**Action item:** What is the number of lines in the records below holding the string "Crane"? Reply with it and nothing else.

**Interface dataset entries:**
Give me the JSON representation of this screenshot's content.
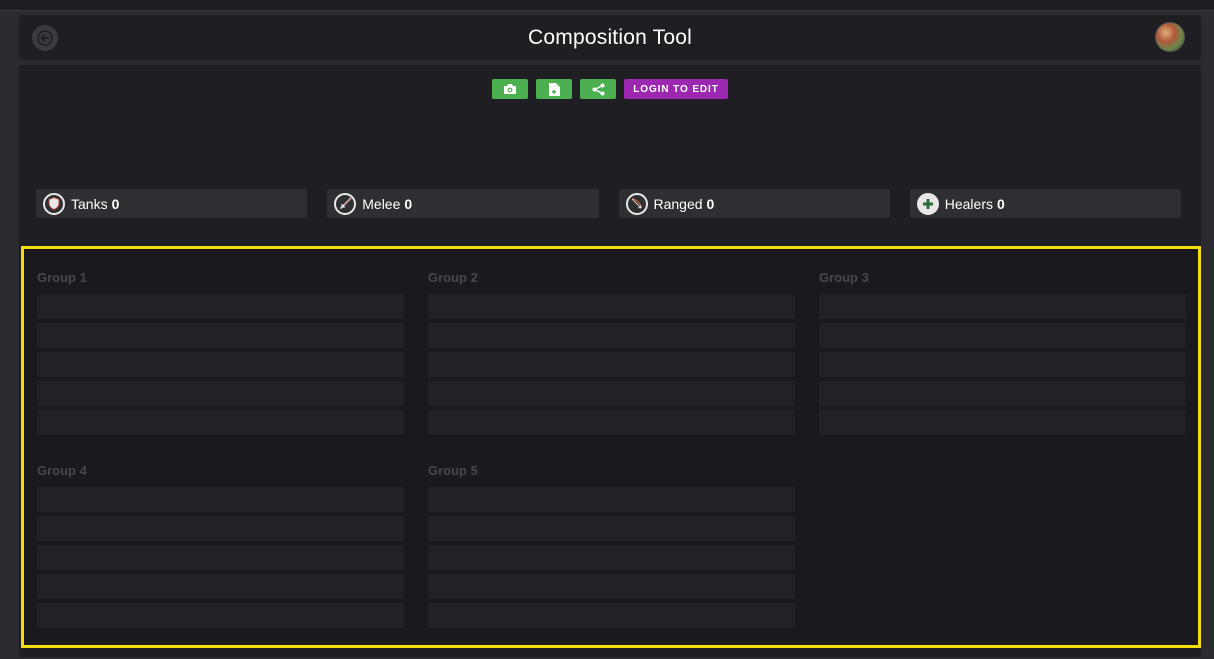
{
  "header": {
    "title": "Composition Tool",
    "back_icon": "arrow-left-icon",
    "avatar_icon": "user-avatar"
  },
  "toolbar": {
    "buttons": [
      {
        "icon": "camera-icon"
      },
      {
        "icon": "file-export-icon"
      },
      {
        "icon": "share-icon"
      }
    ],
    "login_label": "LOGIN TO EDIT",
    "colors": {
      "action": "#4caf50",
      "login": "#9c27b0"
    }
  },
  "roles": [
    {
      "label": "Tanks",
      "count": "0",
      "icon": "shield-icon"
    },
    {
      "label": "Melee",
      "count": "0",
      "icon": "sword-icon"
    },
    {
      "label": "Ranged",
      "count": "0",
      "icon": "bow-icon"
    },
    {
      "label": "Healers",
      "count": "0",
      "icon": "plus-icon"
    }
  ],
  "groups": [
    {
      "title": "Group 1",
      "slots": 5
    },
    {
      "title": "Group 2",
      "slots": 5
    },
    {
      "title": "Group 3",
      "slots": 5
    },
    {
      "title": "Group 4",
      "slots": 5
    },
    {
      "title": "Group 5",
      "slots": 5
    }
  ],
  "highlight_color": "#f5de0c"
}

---

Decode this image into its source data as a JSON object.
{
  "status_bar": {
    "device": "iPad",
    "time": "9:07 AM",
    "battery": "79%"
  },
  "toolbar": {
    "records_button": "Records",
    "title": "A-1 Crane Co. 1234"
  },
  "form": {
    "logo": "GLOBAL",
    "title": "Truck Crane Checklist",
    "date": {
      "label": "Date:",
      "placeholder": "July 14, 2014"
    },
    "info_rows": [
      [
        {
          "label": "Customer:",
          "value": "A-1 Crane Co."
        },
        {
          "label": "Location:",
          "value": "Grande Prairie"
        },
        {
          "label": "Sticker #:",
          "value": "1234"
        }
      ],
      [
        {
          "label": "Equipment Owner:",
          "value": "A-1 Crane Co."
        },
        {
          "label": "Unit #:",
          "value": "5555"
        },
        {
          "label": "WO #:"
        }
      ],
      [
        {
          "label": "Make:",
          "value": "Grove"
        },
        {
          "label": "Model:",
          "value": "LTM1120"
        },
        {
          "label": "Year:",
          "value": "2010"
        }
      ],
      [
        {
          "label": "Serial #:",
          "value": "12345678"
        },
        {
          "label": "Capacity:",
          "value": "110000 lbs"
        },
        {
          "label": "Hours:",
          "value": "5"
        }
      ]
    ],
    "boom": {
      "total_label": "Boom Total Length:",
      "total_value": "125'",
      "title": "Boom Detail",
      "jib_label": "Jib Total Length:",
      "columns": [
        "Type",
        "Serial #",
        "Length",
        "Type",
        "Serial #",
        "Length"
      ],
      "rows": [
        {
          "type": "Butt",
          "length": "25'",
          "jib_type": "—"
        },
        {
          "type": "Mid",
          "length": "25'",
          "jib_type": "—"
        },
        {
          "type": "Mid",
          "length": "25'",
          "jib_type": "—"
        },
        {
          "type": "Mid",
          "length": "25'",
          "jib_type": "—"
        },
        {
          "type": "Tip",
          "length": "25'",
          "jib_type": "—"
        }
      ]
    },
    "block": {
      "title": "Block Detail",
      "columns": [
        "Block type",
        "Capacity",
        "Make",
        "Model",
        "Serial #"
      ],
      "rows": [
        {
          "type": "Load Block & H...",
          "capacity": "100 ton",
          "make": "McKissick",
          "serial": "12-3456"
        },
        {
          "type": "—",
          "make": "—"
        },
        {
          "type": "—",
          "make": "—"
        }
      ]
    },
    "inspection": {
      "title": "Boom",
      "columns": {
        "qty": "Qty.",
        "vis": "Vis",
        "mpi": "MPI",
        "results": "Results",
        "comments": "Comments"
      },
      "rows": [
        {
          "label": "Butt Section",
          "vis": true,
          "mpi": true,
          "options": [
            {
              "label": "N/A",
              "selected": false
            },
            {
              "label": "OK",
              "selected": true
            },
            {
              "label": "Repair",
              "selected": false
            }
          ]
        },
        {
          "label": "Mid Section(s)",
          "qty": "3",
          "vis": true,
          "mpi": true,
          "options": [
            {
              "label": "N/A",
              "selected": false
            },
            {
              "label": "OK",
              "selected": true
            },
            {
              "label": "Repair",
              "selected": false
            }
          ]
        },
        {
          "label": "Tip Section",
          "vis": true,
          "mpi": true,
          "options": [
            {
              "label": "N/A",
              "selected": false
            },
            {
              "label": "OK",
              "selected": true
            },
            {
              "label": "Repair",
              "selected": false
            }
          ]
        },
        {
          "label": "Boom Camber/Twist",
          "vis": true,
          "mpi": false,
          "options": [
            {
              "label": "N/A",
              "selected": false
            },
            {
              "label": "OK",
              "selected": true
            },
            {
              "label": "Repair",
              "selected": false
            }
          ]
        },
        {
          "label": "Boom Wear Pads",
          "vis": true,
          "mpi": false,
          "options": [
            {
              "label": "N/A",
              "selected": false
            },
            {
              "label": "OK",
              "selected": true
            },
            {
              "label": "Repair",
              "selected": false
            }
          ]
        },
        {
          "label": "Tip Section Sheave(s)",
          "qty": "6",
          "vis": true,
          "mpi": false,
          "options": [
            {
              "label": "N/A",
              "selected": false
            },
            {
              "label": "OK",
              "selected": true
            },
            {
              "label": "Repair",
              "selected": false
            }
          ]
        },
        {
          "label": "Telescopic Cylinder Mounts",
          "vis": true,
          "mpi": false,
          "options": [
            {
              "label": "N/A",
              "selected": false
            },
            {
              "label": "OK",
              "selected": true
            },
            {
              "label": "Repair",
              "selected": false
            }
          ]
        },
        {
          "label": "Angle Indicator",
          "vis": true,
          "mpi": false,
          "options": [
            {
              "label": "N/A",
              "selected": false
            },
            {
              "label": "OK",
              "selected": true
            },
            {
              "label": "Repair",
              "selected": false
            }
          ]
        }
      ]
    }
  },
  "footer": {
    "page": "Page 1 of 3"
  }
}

**Response to the task:** 4